Old Densie had for the last few days been much in ’Lina’s mind. She had disliked her at Saratoga, and somehow it made her feel uncomfortable every time she thought of finding her at Spring Bank. Densie had never forgotten ’Lina, and many a time had she recalled the peculiar expression of her black eyes, shuddering as she remembered how much they were like another pair of eyes whose gleams of passion had once thrilled her with terror.
“Upon my word,” ’Lina began, as she entered the pleasant parlor, “this is better than I expected. Somebody has been very kind for my sake. Miss Johnson, I’m sure it’s you I have to thank,” and with a little flash of gratitude she turned to Alice, who replied in a low tone:

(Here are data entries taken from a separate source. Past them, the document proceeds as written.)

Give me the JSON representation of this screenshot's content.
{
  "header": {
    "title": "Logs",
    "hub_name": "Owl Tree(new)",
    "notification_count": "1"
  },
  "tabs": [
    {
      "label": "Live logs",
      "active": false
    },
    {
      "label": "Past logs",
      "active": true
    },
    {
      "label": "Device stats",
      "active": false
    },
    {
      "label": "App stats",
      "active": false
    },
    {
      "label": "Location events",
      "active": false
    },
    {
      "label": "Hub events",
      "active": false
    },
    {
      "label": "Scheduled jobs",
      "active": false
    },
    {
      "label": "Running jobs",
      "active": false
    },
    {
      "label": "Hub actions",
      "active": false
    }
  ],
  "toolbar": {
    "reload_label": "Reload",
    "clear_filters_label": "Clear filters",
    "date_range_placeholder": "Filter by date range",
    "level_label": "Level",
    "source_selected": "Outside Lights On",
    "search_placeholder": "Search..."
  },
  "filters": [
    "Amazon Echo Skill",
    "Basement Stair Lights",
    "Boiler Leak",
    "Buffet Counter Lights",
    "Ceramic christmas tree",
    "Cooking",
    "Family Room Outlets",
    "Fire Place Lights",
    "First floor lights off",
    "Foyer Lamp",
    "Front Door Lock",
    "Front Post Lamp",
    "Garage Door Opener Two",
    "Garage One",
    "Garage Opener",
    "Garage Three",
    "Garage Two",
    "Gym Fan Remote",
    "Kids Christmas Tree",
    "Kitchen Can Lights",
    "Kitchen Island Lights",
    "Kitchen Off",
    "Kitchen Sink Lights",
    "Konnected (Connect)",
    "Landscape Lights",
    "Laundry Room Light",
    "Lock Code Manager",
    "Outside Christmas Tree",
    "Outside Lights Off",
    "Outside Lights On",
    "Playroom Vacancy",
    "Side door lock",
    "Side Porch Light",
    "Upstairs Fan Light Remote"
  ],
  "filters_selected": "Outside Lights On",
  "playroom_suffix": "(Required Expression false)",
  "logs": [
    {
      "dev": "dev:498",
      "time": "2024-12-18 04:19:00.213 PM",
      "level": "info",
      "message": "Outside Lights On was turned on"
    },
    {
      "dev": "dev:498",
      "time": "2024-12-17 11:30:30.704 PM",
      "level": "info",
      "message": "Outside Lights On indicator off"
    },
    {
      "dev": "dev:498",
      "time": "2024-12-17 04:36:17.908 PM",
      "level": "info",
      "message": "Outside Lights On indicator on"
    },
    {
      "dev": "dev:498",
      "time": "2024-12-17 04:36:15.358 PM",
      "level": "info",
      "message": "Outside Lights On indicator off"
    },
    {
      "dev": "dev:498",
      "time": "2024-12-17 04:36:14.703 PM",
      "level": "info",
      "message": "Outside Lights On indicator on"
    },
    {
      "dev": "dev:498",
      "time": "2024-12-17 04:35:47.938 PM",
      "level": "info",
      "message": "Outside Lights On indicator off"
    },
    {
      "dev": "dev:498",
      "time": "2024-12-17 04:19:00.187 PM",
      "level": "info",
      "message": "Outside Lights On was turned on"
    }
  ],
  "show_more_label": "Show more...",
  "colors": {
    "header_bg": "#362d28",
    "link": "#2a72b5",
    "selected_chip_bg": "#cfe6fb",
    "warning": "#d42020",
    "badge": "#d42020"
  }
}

“Thank your brother. He made a sacrifice for the sake of surprising you.”
Whether it was with a desire to appear amiable in Alice’s eyes, or because she really was touched with Hugh’s generosity, ’Lina involuntarily threw her arm around his neck, and gave to him a kiss which he remembered for many, many years. At the nicely prepared dinner served soon after her arrival, a cloud lowered on ’Lina’s brow, induced by the fact that Densie Densmore was permitted a seat at the table, a proceeding sadly at variance with ’Lina’s lately acquired ideas of aristocracy.

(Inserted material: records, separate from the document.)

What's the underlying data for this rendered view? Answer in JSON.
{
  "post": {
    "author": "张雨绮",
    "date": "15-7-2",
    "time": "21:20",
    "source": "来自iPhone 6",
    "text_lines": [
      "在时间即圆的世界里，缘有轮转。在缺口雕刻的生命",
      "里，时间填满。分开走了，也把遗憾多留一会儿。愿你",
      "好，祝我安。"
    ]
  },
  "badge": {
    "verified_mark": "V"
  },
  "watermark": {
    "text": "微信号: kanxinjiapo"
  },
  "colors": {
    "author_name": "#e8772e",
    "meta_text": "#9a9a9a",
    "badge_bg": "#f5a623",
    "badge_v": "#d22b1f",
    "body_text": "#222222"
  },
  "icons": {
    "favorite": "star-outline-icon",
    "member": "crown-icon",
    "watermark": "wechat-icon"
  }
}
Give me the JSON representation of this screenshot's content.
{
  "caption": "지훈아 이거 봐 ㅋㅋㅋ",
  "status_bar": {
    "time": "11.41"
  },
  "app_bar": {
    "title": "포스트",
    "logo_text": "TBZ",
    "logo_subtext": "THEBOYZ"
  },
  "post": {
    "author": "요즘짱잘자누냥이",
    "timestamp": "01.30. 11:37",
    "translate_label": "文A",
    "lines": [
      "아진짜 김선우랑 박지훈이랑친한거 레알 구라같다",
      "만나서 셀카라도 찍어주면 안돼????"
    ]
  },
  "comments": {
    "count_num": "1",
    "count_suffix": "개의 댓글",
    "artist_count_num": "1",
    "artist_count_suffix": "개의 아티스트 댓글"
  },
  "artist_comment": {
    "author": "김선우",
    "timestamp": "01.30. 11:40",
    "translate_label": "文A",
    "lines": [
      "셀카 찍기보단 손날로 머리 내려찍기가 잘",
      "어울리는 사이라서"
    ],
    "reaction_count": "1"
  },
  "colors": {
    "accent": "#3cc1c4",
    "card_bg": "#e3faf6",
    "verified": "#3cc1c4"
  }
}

Accordingly that very day she sought an opportunity to speak with her mother when she knew that Densie was in an adjoining room.
“Mother,” she began, “why do you suffer that woman to come to the table? Is it a whim of Alice’s, or what?”
“Oh, you allude to Mrs. Densmore. I couldn’t at first imagine whom you meant,” Mrs. Worthington replied, going on to say how foolish it was for ’Lina to assume such airs, that Densie was as good as anybody, or at all events was a quiet, well-behaved woman, worthy of respect, and that Hugh would as soon stay away himself as banish her from the table because she had once been a servant.
“Yes, but consider Dr. Richards when he comes. What must he think of us? At the North they recognize white niggers as well as black. I tell you I won’t have it, and unless you speak to her, I shall.”
’Lina ate her supper exultingly, free from Densie’s presence, caring little for the lonely old woman whose lip quivered and whose tears started every time that she remembered the slighting words accidentally overheard.
Swiftly the days went by, bringing callers to see ’Lina; Ellen Tiffton, who received back her jewelry, never guessing that the bracelet she clasped upon her arm was not the same lent so many months ago. Ellen was to be bridesmaid, inasmuch as Alice preferred to be more at liberty, and see that matters went on properly. This brought Ellen often to Spring Bank, and as ’Lina was much with her, Alice was left more time to think. Adah’s continued silence with regard to Dr. Richards had troubled her at first, but now she felt relieved. ’Lina had stated distinctly that ere coming to Kentucky, he was going to Terrace Hill, and Adah’s last letter had said the same. She would see him then, and if—if he were George—alas! for the unsuspecting girl who fluttered gayly in the midst of her bridal finery, and wished the time would come when she could “escape from that hole, and go back to dear, delightful Fifth Avenue Hotel.”